_Task:_
Word for word, restate all the records; images are not part of the copy.

(Component data from apps and pages)
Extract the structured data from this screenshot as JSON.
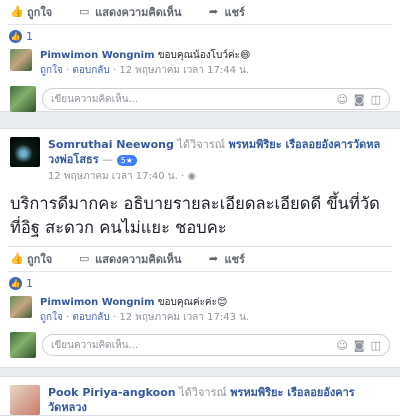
{
  "actions": {
    "like": "ถูกใจ",
    "comment": "แสดงความคิดเห็น",
    "share": "แชร์"
  },
  "post1": {
    "like_count": "1",
    "reply": {
      "name": "Pimwimon Wongnim",
      "text": "ขอบคุณน้องโบว์ค่ะ😄",
      "like": "ถูกใจ",
      "reply": "ตอบกลับ",
      "time": "12 พฤษภาคม เวลา 17:44 น."
    },
    "write_placeholder": "เขียนความคิดเห็น..."
  },
  "post2": {
    "author": "Somruthai Neewong",
    "shared_text": "ได้วิจารณ์",
    "page_name": "พรหมพิริยะ เรือลอยอังคารวัดหลวงพ่อโสธร",
    "dash": "—",
    "badge": "5★",
    "time": "12 พฤษภาคม เวลา 17:40 น.",
    "privacy_icon": "globe-icon",
    "body": "บริการดีมากคะ อธิบายรายละเอียดละเอียดดี ขึ้นที่วัดที่อิฐ สะดวก คนไม่แยะ ชอบคะ",
    "like_count": "1",
    "reply": {
      "name": "Pimwimon Wongnim",
      "text": "ขอบคุณค่ะค่ะ😊",
      "like": "ถูกใจ",
      "reply": "ตอบกลับ",
      "time": "12 พฤษภาคม เวลา 17:43 น."
    },
    "write_placeholder": "เขียนความคิดเห็น..."
  },
  "post3": {
    "author": "Pook Piriya-angkoon",
    "shared_text": "ได้วิจารณ์",
    "page_name": "พรหมพิริยะ เรือลอยอังคารวัดหลวง"
  },
  "colors": {
    "link": "#365899",
    "accent": "#4267b2",
    "bg": "#e9ebee"
  }
}
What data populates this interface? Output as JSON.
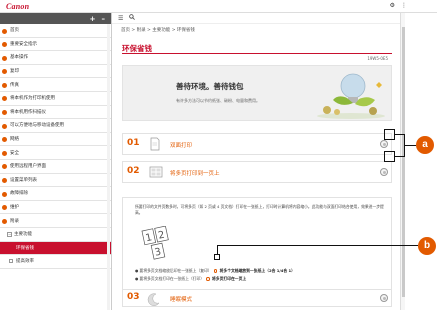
{
  "app": {
    "logo": "Canon"
  },
  "topbar": {
    "icons": [
      "gear-icon",
      "menu-icon"
    ]
  },
  "sidebar": {
    "header_icons": [
      "+",
      "–"
    ],
    "items": [
      {
        "label": "首页",
        "dot": true
      },
      {
        "label": "重要安全指示",
        "dot": true
      },
      {
        "label": "基本操作",
        "dot": true
      },
      {
        "label": "复印",
        "dot": true
      },
      {
        "label": "传真",
        "dot": true
      },
      {
        "label": "将本机作为打印机使用",
        "dot": true
      },
      {
        "label": "将本机用作扫描仪",
        "dot": true
      },
      {
        "label": "可以方便地与移动设备使用",
        "dot": true
      },
      {
        "label": "网络",
        "dot": true
      },
      {
        "label": "安全",
        "dot": true
      },
      {
        "label": "使用远程用户界面",
        "dot": true
      },
      {
        "label": "设置菜单列表",
        "dot": true
      },
      {
        "label": "故障排除",
        "dot": true
      },
      {
        "label": "维护",
        "dot": true
      },
      {
        "label": "附录",
        "dot": true
      },
      {
        "label": "主要功能",
        "dot": false,
        "kind": "group"
      },
      {
        "label": "环保省钱",
        "dot": false,
        "kind": "active"
      },
      {
        "label": "提高效率",
        "dot": false,
        "kind": "sub"
      }
    ]
  },
  "toolbar": {
    "icons": [
      "menu-icon",
      "search-icon"
    ]
  },
  "breadcrumb": "首页 > 附录 > 主要功能 > 环保省钱",
  "page": {
    "title": "环保省钱",
    "doc_code": "19W5-0E5",
    "hero_title": "善待环境。善待钱包",
    "hero_sub": "有许多方法可以节约纸张、碳粉、电量和费用。"
  },
  "rows": [
    {
      "num": "01",
      "label": "双面打印",
      "icon": "duplex-icon"
    },
    {
      "num": "02",
      "label": "将多页打印到一页上",
      "icon": "nup-icon"
    },
    {
      "num": "03",
      "label": "睡眠模式",
      "icon": "moon-icon"
    }
  ],
  "detail": {
    "text": "所要打印的文件页数多时，可将多页（如 2 页或 4 页文档）打印在一张纸上，打印时计算机将内容缩小。此功能与双面打印结合使用，效果进一步提高。",
    "bullet1_a": "要将多页文档缩放后印在一张纸上（复印）",
    "bullet1_b": "将多个文档缩放到一张纸上（2合 1/4合 1）",
    "bullet2_a": "要将多页文档打印在一张纸上（打印）",
    "bullet2_b": "将多页打印在一页上"
  },
  "callouts": {
    "a": "a",
    "b": "b"
  },
  "colors": {
    "brand": "#c8102e",
    "accent": "#e25a00"
  }
}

_Result:_
Extract the structured data from this screenshot as JSON.
{
  "actions": {
    "like": "ถูกใจ",
    "comment": "แสดงความคิดเห็น",
    "share": "แชร์"
  },
  "post1": {
    "like_count": "1",
    "reply": {
      "name": "Pimwimon Wongnim",
      "text": "ขอบคุณน้องโบว์ค่ะ😄",
      "like": "ถูกใจ",
      "reply": "ตอบกลับ",
      "time": "12 พฤษภาคม เวลา 17:44 น."
    },
    "write_placeholder": "เขียนความคิดเห็น..."
  },
  "post2": {
    "author": "Somruthai Neewong",
    "shared_text": "ได้วิจารณ์",
    "page_name": "พรหมพิริยะ เรือลอยอังคารวัดหลวงพ่อโสธร",
    "dash": "—",
    "badge": "5★",
    "time": "12 พฤษภาคม เวลา 17:40 น.",
    "privacy_icon": "globe-icon",
    "body": "บริการดีมากคะ อธิบายรายละเอียดละเอียดดี ขึ้นที่วัดที่อิฐ สะดวก คนไม่แยะ ชอบคะ",
    "like_count": "1",
    "reply": {
      "name": "Pimwimon Wongnim",
      "text": "ขอบคุณค่ะค่ะ😊",
      "like": "ถูกใจ",
      "reply": "ตอบกลับ",
      "time": "12 พฤษภาคม เวลา 17:43 น."
    },
    "write_placeholder": "เขียนความคิดเห็น..."
  },
  "post3": {
    "author": "Pook Piriya-angkoon",
    "shared_text": "ได้วิจารณ์",
    "page_name": "พรหมพิริยะ เรือลอยอังคารวัดหลวง"
  },
  "colors": {
    "link": "#365899",
    "accent": "#4267b2",
    "bg": "#e9ebee"
  }
}
What data populates this interface? Output as JSON.
{
  "app": {
    "logo": "Canon"
  },
  "topbar": {
    "icons": [
      "gear-icon",
      "menu-icon"
    ]
  },
  "sidebar": {
    "header_icons": [
      "+",
      "–"
    ],
    "items": [
      {
        "label": "首页",
        "dot": true
      },
      {
        "label": "重要安全指示",
        "dot": true
      },
      {
        "label": "基本操作",
        "dot": true
      },
      {
        "label": "复印",
        "dot": true
      },
      {
        "label": "传真",
        "dot": true
      },
      {
        "label": "将本机作为打印机使用",
        "dot": true
      },
      {
        "label": "将本机用作扫描仪",
        "dot": true
      },
      {
        "label": "可以方便地与移动设备使用",
        "dot": true
      },
      {
        "label": "网络",
        "dot": true
      },
      {
        "label": "安全",
        "dot": true
      },
      {
        "label": "使用远程用户界面",
        "dot": true
      },
      {
        "label": "设置菜单列表",
        "dot": true
      },
      {
        "label": "故障排除",
        "dot": true
      },
      {
        "label": "维护",
        "dot": true
      },
      {
        "label": "附录",
        "dot": true
      },
      {
        "label": "主要功能",
        "dot": false,
        "kind": "group"
      },
      {
        "label": "环保省钱",
        "dot": false,
        "kind": "active"
      },
      {
        "label": "提高效率",
        "dot": false,
        "kind": "sub"
      }
    ]
  },
  "toolbar": {
    "icons": [
      "menu-icon",
      "search-icon"
    ]
  },
  "breadcrumb": "首页 > 附录 > 主要功能 > 环保省钱",
  "page": {
    "title": "环保省钱",
    "doc_code": "19W5-0E5",
    "hero_title": "善待环境。善待钱包",
    "hero_sub": "有许多方法可以节约纸张、碳粉、电量和费用。"
  },
  "rows": [
    {
      "num": "01",
      "label": "双面打印",
      "icon": "duplex-icon"
    },
    {
      "num": "02",
      "label": "将多页打印到一页上",
      "icon": "nup-icon"
    },
    {
      "num": "03",
      "label": "睡眠模式",
      "icon": "moon-icon"
    }
  ],
  "detail": {
    "text": "所要打印的文件页数多时，可将多页（如 2 页或 4 页文档）打印在一张纸上，打印时计算机将内容缩小。此功能与双面打印结合使用，效果进一步提高。",
    "bullet1_a": "要将多页文档缩放后印在一张纸上（复印）",
    "bullet1_b": "将多个文档缩放到一张纸上（2合 1/4合 1）",
    "bullet2_a": "要将多页文档打印在一张纸上（打印）",
    "bullet2_b": "将多页打印在一页上"
  },
  "callouts": {
    "a": "a",
    "b": "b"
  },
  "colors": {
    "brand": "#c8102e",
    "accent": "#e25a00"
  }
}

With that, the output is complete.